How do brands succeed in emerging markets? By understanding customersthe contours of their lives, the ways they behave, and their needs and desires. And by showing that what they offer can make their customers lives better. Children have always been the largest and most dynamic emerging market on earth. Just as emerging geographical markets move toward economic independence and exploration of possibilities, so do emerging generations.
Whats new is connectivity. Today a childs preferences and identity are shaped not just on the playground but also across an entire digital world of potential interactions and choices.
Something else is sure to emerge tomorrow, but this is whats emerging today: Kids have interactive screens of all kinds, wherever they go. And theyre not passively watching: Theyre choosing what to consume and with whom to engage.
Psychologist and youth marketing consultant James McNeal has written that developed societies are defined by the consumer behavior that informs virtually every activityworking, worshipping, schooling, housekeeping, playing and more.
Additionally, McNeal sees the development of consumer behavior as closely linked to our sense of self and presentation. Children as young as 2 identify with brands.
Eager To Learn Shouldnt Mean Easy to Exploit

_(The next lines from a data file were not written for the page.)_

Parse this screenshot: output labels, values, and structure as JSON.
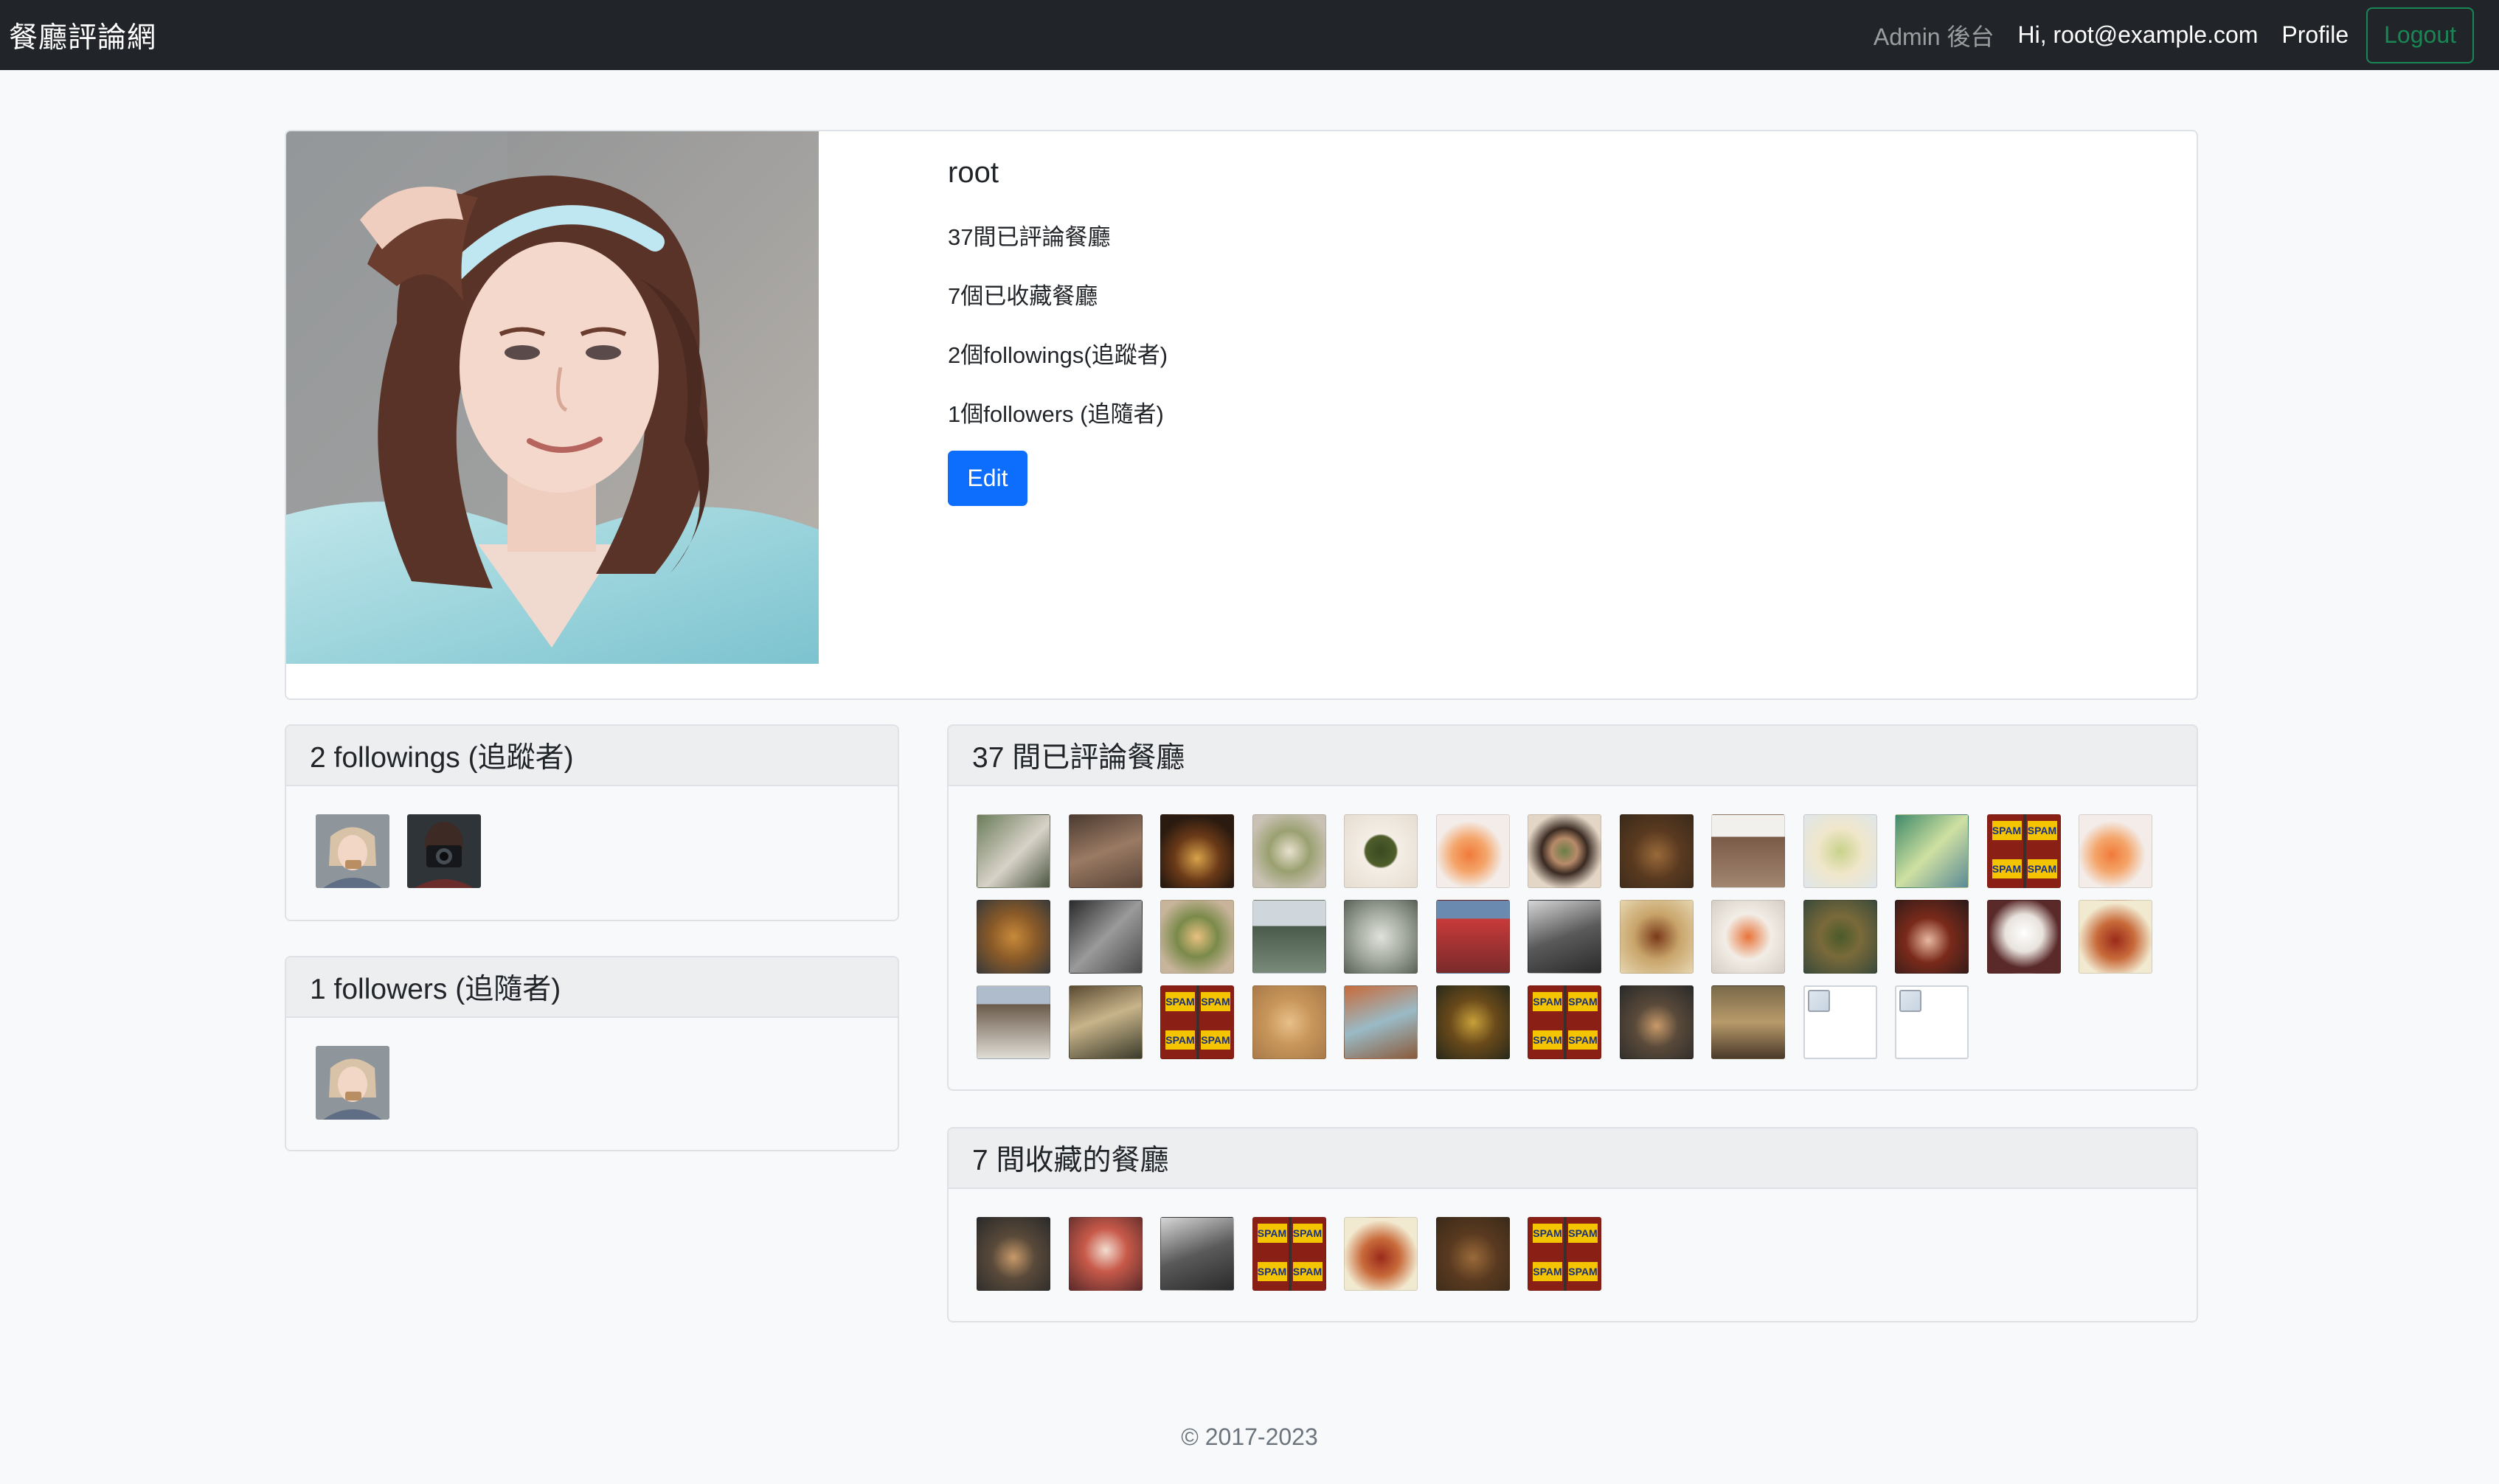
{
  "navbar": {
    "brand": "餐廳評論網",
    "admin_link": "Admin 後台",
    "greeting": "Hi, root@example.com",
    "profile_link": "Profile",
    "logout": "Logout"
  },
  "profile": {
    "name": "root",
    "stats": [
      "37間已評論餐廳",
      "7個已收藏餐廳",
      "2個followings(追蹤者)",
      "1個followers (追隨者)"
    ],
    "edit_label": "Edit"
  },
  "followings": {
    "title": "2 followings (追蹤者)"
  },
  "followers": {
    "title": "1 followers (追隨者)"
  },
  "reviewed": {
    "title": "37 間已評論餐廳",
    "spam_label": "SPAM"
  },
  "favorites": {
    "title": "7 間收藏的餐廳"
  },
  "footer": {
    "copyright": "© 2017-2023"
  },
  "colors": {
    "navbar_bg": "#212529",
    "primary": "#0d6efd",
    "success": "#198754",
    "page_bg": "#f8f9fa"
  }
}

Many laws and self-regulatory organizations prohibit ads that exploit the credulity of children. For example, the International Chamber of Commerce prohibits advertising that undermines established social values, or exploits inexperience or credulity, or encourages activities that can be harmful, or suggests that a product conveys physical, psychological, or social advantages.
Anyone who has ever been pestered by a child or teenager to buy something will recognize these as sensible rulesbut also that they dont resolve everything. Today, supervision of children is much more difficult, as marketers have the power to create highly personalized and interactive experiences. With a smartphone or tablet, children can download apps, play games, and share personal information with friends and marketers alikeall without Moms approval or even her knowledge.
Some brands have exploited this interactivity. The U.S. Federal Trade Commission reports that most mobile apps aimed at kids fail to provide any information about what personal data is collected and how it is used. Many collect information such as device ID, geo-location, and phone number, and many contain interactive features such as advertising, in-app purchases, and social media linksall without any disclosure to parents.